SpaceIL is still seeking donations from philanthropists, cloud funding, and hopes to secure other commercial sponsorships like the one it now has with Bezeq.
The Israeli team, along with the other competitors, is working closely with NASA to prepare for the launch.
“We provide technical information and advice as requested within the limits of ITAR and other legal restrictions,” said Pete Worden, Director of NASA's Ames Research Center (ARC) at Moffett Field, Calif. “In some cases, when more extensive help is requested we can provide information, facilities and testing support on a reimbursable basis through what is called a space act agreement.”
So how will the moon flight actually work?
The first Israeli spacecraft to the moon is tiny, expected to weigh less than 140 kg with a diameter of just 72 x 72 x 96 cm. More than 70 percent of the craft’s weight will come from four tanks carrying 90 kg of fuel.
The trip itself is 384,000 km long and will take about two months total. In stage one, the spacecraft is expected to settle into orbit within a month, about 100 km from the moon; in stage two, the spacecraft will make its descent from 100 km above themoon’s surface, to a height of 15 km; at this point, the final two stages will begin: landing on the moon and exploring its surface.
After it has "hitchhiked" on a foreign space company's satellite for the actual launch into orbit, the spacecraft will land on the moon at sunrise, using special “eyes” designed by the Weizmann Institute, and remain there for two days before making the “jump” 220 meters above the lunar surface to travel the 500 meters required for exploration.
SpaceIL still has two years to build the actual spaceship, secure funding and a launch partner, and prepare for the journey. SpaceIL recently concluded its Preliminary Design Review, which is essentially the how-to manual for building the final spacecraft.

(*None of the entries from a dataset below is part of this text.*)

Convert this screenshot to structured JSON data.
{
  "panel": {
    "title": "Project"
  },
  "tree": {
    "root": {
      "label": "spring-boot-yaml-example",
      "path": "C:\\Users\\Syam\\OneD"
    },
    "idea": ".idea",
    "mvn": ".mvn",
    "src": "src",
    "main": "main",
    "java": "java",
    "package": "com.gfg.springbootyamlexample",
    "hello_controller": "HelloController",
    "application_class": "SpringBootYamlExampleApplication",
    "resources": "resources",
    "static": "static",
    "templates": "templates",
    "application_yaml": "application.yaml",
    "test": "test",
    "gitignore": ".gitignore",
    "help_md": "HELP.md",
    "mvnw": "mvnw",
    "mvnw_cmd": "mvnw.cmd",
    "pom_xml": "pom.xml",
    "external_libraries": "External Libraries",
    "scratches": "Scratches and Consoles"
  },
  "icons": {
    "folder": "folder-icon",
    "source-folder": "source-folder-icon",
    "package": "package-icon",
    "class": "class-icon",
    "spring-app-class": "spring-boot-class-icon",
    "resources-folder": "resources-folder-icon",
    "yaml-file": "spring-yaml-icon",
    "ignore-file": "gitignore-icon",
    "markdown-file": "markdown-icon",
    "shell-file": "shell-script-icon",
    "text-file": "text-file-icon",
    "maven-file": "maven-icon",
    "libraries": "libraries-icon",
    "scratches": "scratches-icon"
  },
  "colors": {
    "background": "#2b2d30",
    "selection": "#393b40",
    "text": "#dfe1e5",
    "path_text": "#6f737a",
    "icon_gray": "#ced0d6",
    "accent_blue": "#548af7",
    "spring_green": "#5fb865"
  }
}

“It’s not just a vision anymore, or a dream anymore, it’s a several thousand page book that tells us how to do it,” said Margalit.